Planners scheduled a ceremony to lay the cornerstone at noon on November 13, 1847, "but at half past eleven, the ring at the head of the mast of the derrick to which the stone was suspended gave way, slightly injuring a little boy, and breaking the leg of a little girl, by the name of Frances Maria Hobbs, and doing considerable damage at the works. The laying of the stone was consequently postponed."[3] One week later, the ceremony took place with presentations by Mayor Josiah Quincy, Rev. N. Adams, and a musical band; and government officials, contractors, and guests in attendance. "A copper box 12 inches square and 6 inches deep was deposited in the stone; it contained some of the publications of the day, the various reports on water, and 2 silver plates; on one was engraved the following inscription: 'The Water commissioners deposit this testimonial of respect for the memories of the late Loammi Baldwin, Martin Brimmer, Thomas A. Davis and Patrick T. Jackson, who severally rendered important assistance in promoting the adoption of the plans for a perpetual supply of pure water to the citizens of Boston.' On the other plate were engraved the names of the city government, water commissioners, water committee, engineers and contractors."[3]

Two years later the building was complete. On the morning of November 23, 1849, "the water was let into it through the 30-inch pipe at half past nine o'clock ... and it was filled in 18½ hours."[3] The reservoir "is built of the most massive description of stone masonry, and is the most costly distributing reservoir owned by the city. It covers about 37,012 square feet (3,438.5 m2) of land, and has a mean horizontal water section of 28,014 square feet (2,602.6 m2), and a capacity of 2,678,961 US gallons (10,140,970 L)."[2]
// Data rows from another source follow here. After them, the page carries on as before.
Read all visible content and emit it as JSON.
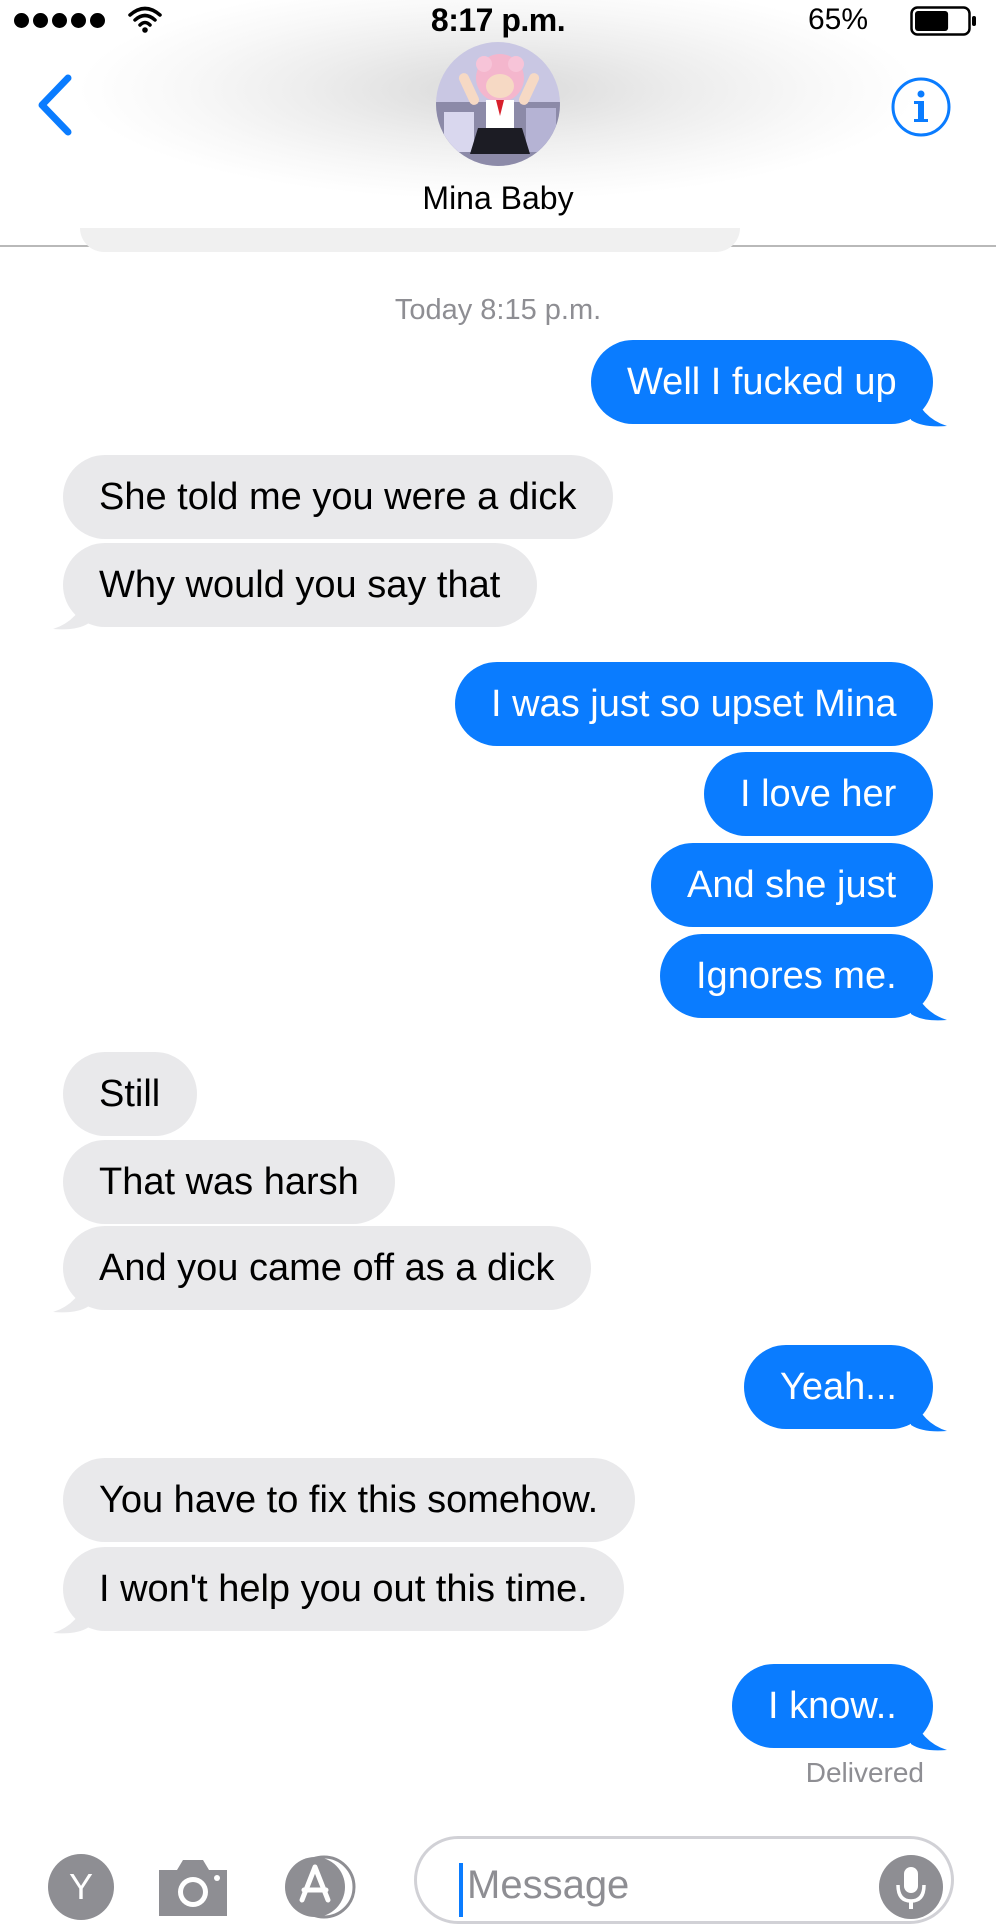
{
  "status_bar": {
    "time": "8:17 p.m.",
    "battery_percent": "65%",
    "battery_level": 0.65,
    "signal_bars": 5
  },
  "header": {
    "contact_name": "Mina Baby",
    "back_icon": "chevron-left-icon",
    "info_icon": "info-icon"
  },
  "conversation": {
    "timestamp": "Today 8:15 p.m.",
    "messages": [
      {
        "direction": "sent",
        "text": "Well I fucked up"
      },
      {
        "direction": "received",
        "text": "She told me you were a dick"
      },
      {
        "direction": "received",
        "text": "Why would you say that"
      },
      {
        "direction": "sent",
        "text": "I was just so upset Mina"
      },
      {
        "direction": "sent",
        "text": "I love her"
      },
      {
        "direction": "sent",
        "text": "And she just"
      },
      {
        "direction": "sent",
        "text": "Ignores me."
      },
      {
        "direction": "received",
        "text": "Still"
      },
      {
        "direction": "received",
        "text": "That was harsh"
      },
      {
        "direction": "received",
        "text": "And you came off as a dick"
      },
      {
        "direction": "sent",
        "text": "Yeah..."
      },
      {
        "direction": "received",
        "text": "You have to fix this somehow."
      },
      {
        "direction": "received",
        "text": "I won't help you out this time."
      },
      {
        "direction": "sent",
        "text": "I know.."
      }
    ],
    "delivery_status": "Delivered"
  },
  "composer": {
    "placeholder": "Message",
    "app_icon_label": "Y",
    "camera_icon": "camera-icon",
    "appstore_icon": "app-store-icon",
    "mic_icon": "microphone-icon"
  },
  "colors": {
    "sent_bubble": "#0a7cff",
    "received_bubble": "#e9e9eb",
    "accent": "#0a7cff",
    "secondary_text": "#8e8e93"
  }
}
By c. 1876, "owing to the connection of the Beacon Hill District with the High-Surface Pumping Works at Roxbury District, this reservoir is now used for storage, and is connected with the distributing pipes only in case of fire or accident to the pumping-mains."[2] Use of the reservoir ended by c. 1880.[4] In 1883, it "was demolished to build the addition at the rear of the State House."[5] "The original cost of this property was over $500,000."[4]

See also[edit]



  1. ^ Lake Cochituate was 104,136 feet (31,741 m) away from the Beacon Hill Reservoir. Cf. Homans. Sketches of Boston, past and present. 1851; p.154-155.
  2. ^ a b c Boston Auditing Dept. Annual report for 1875–1876
  3. ^ a b c History of the introduction of pure water into the city of Boston. 1868
  4. ^ a b Boston Water Board. Annual report of the Water-supply Department for 1885. 1886
  5. ^ Massachusetts Water Resources Authority. Metropolitan Boston's Water System History. Retrieved 2010-01-13
  6. ^ "Beacon Hill Reservoir". Gleason's Pictorial. Boston, Mass. 3. 1852. 

Further reading[edit]

Coordinates: 42°21′33″N 71°03′50″W / 42.3592°N 71.0639°W / 42.3592; -71.0639